The political right must be feeling so grateful for the intellectual tour de force on exhibition from Bronwyn Bishop over the expenses scandal engulfing Sussan Ley. It is hardly surprising that cartoonists are linking the expenses scandal with the other scandal: Centre Link’s ham-fisted approach to those considered by the national computer to have received more than they should. Putting the two crises side by side, it appears that those in positions of privilege can receive tax-payer largesse on the basis of flexible rules, while those who are struggling are assumed to be cheating, even when they are doing their best with a few hours of part-time work that the national computer calculates against them.
Bronwyn Bishop has chimed in with the intellectual gem that it is all the fault of the socialists who are out to destroy private enterprise. I presume her remarks mean that if you take tax payer money to aid your private business this is to be lauded as a legitimate exercise in the much vaunted free enterprise known as individualism, whereas if you receive support because of obvious need you are somehow destroying civilisation as we know it.
When I was a boy growing up on a dairy farm up in the 50’s the reds were under all the beds and Epsom salts or Castor oil was the cure all for all complaints, including bovine maladies! In Bronwyn Bishop’s world individuals not only have the right to prosper, but they have this right at the expense of public or social equity. She surpasses her mentor Margaret Thatcher in claiming there is no such thing as society, only individuals. Interesting to read that Theresa May, Britain’s second female Tory Prime Minister, has publicly eschewed this nonsensical ideology. To dear Bronwyn, ‘socialists’ are the ultimate enemy.

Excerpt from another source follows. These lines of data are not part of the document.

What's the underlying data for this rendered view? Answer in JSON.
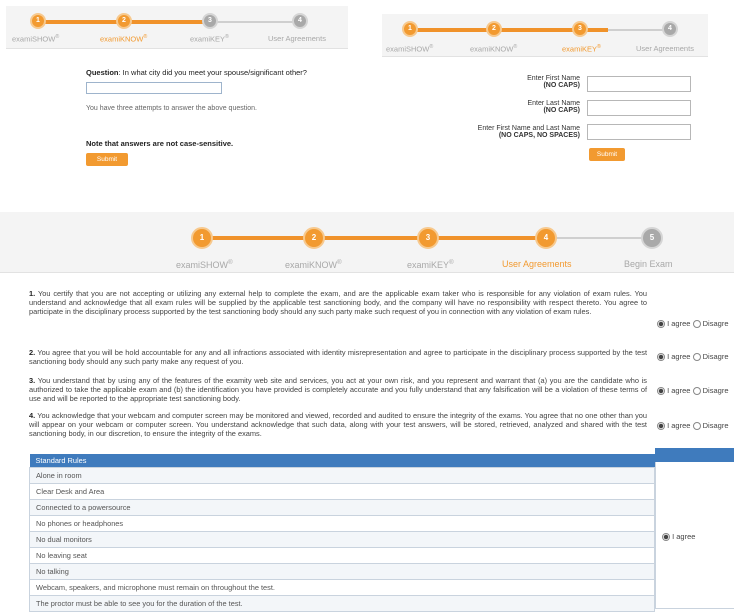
{
  "panel1": {
    "steps": [
      {
        "num": "1",
        "label": "examiSHOW",
        "mark": "®"
      },
      {
        "num": "2",
        "label": "examiKNOW",
        "mark": "®"
      },
      {
        "num": "3",
        "label": "examiKEY",
        "mark": "®"
      },
      {
        "num": "4",
        "label": "User Agreements",
        "mark": ""
      }
    ],
    "question_label": "Question",
    "question_text": ": In what city did you meet your spouse/significant other?",
    "answer_value": "",
    "attempts_note": "You have three attempts to answer the above question.",
    "case_note": "Note that answers are not case-sensitive.",
    "submit_label": "Submit"
  },
  "panel2": {
    "steps": [
      {
        "num": "1",
        "label": "examiSHOW",
        "mark": "®"
      },
      {
        "num": "2",
        "label": "examiKNOW",
        "mark": "®"
      },
      {
        "num": "3",
        "label": "examiKEY",
        "mark": "®"
      },
      {
        "num": "4",
        "label": "User Agreements",
        "mark": ""
      }
    ],
    "fields": [
      {
        "label": "Enter First Name",
        "hint": "(NO CAPS)",
        "value": ""
      },
      {
        "label": "Enter Last Name",
        "hint": "(NO CAPS)",
        "value": ""
      },
      {
        "label": "Enter First Name and Last Name",
        "hint": "(NO CAPS, NO SPACES)",
        "value": ""
      }
    ],
    "submit_label": "Submit"
  },
  "panel3": {
    "steps": [
      {
        "num": "1",
        "label": "examiSHOW",
        "mark": "®"
      },
      {
        "num": "2",
        "label": "examiKNOW",
        "mark": "®"
      },
      {
        "num": "3",
        "label": "examiKEY",
        "mark": "®"
      },
      {
        "num": "4",
        "label": "User Agreements",
        "mark": ""
      },
      {
        "num": "5",
        "label": "Begin Exam",
        "mark": ""
      }
    ],
    "agreements": [
      {
        "num": "1.",
        "text": "You certify that you are not accepting or utilizing any external help to complete the exam, and are the applicable exam taker who is responsible for any violation of exam rules. You understand and acknowledge that all exam rules will be supplied by the applicable test sanctioning body, and the company will have no responsibility with respect thereto. You agree to participate in the disciplinary process supported by the test sanctioning body should any such party make such request of you in connection with any violation of exam rules."
      },
      {
        "num": "2.",
        "text": "You agree that you will be hold accountable for any and all infractions associated with identity misrepresentation and agree to participate in the disciplinary process supported by the test sanctioning body should any such party make any request of you."
      },
      {
        "num": "3.",
        "text": "You understand that by using any of the features of the examity web site and services, you act at your own risk, and you represent and warrant that (a) you are the candidate who is authorized to take the applicable exam and (b) the identification you have provided is completely accurate and you fully understand that any falsification will be a violation of these terms of use and will be reported to the appropriate test sanctioning body."
      },
      {
        "num": "4.",
        "text": "You acknowledge that your webcam and computer screen may be monitored and viewed, recorded and audited to ensure the integrity of the exams. You agree that no one other than you will appear on your webcam or computer screen. You understand acknowledge that such data, along with your test answers, will be stored, retrieved, analyzed and shared with the test sanctioning body, in our discretion, to ensure the integrity of the exams."
      }
    ],
    "agree_label": "I agree",
    "disagree_label": "Disagre",
    "rules_header": "Standard Rules",
    "rules": [
      "Alone in room",
      "Clear Desk and Area",
      "Connected to a powersource",
      "No phones or headphones",
      "No dual monitors",
      "No leaving seat",
      "No talking",
      "Webcam, speakers, and microphone must remain on throughout the test.",
      "The proctor must be able to see you for the duration of the test."
    ]
  }
}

Well, I have two responses to that. First, you will be very hard pressed to find a socialist (in the Karl Marx sense) in power or seeking power, anywhere in the world. The Australian alternative government as I understand their policies; is far from socialist. Russia and China have become two examples of rampaging capitalism, not socialism. It is remarkable that Russia, China, North Korea and the US appear now to have much in common. All of them appear to laud (or at the very least accept) ambition in their leader for dynastic favour. All appear to permit, excuse, or encourage their leader to make as much money as possible regardless of what appear to be obvious conflicts of interest. All appear to denigrate (or worse) any who dare to criticise what they stand for, and all seem to thrive on fake news.
Secondly, when Bronwyn Bishop speaks out of her phobia that ‘socialism is on the march’: in the Christian Gospel sense – I would respond “if only that were true”. But there appears to be little evidence of it, quite the contrary. Church leaders at the turn of the 20th century equated socialism with the Christian Gospel. What they meant by this was not that Christianity was camouflage for an economic theory, but that there should be an attitude within society that those who have much should not have too much and those who have little should not have too little (2 Cor. 8:15). In other words, the Christian gospel assumes a commitment within society that those with skill and ability should find fulfilment in exercising that skill in a manner which simultaneously enables their own flourishing and at the same time, the prosperity of society as a whole. It is anathema to the Christian faith that those who have should walk by on the other side when confronted with those in need. And yet that appears to be what we now do. It is not simply the domestic scene. This is bad enough. The prosperous are still not being made to pay their fair share of tax with multiple means available to them of minimising it. Unconvincing arguments continue to be strenuously made that schemes such as negative gearing are assisting the average mum and dad, when it is abundantly clear that the investment market is the prime reason why property prices continue to escalate and society is being divided between those who own and those who will forever rent. All of this while responsibility for the much vaunted ‘budget repair’ falls on society’s vulnerable. On the international scene our appalling decrease in aid as a percentage of our GDP, arguably the lowest level since WW11, should embarrass and appal all Australians.
No Bronwyn, socialism is not on the march, would that it was. What is very much on the march is a sense of entitlement from those halfway (or higher) up the ladder, a sense which appears not immune from destroying rungs below, so that others may not also ascend.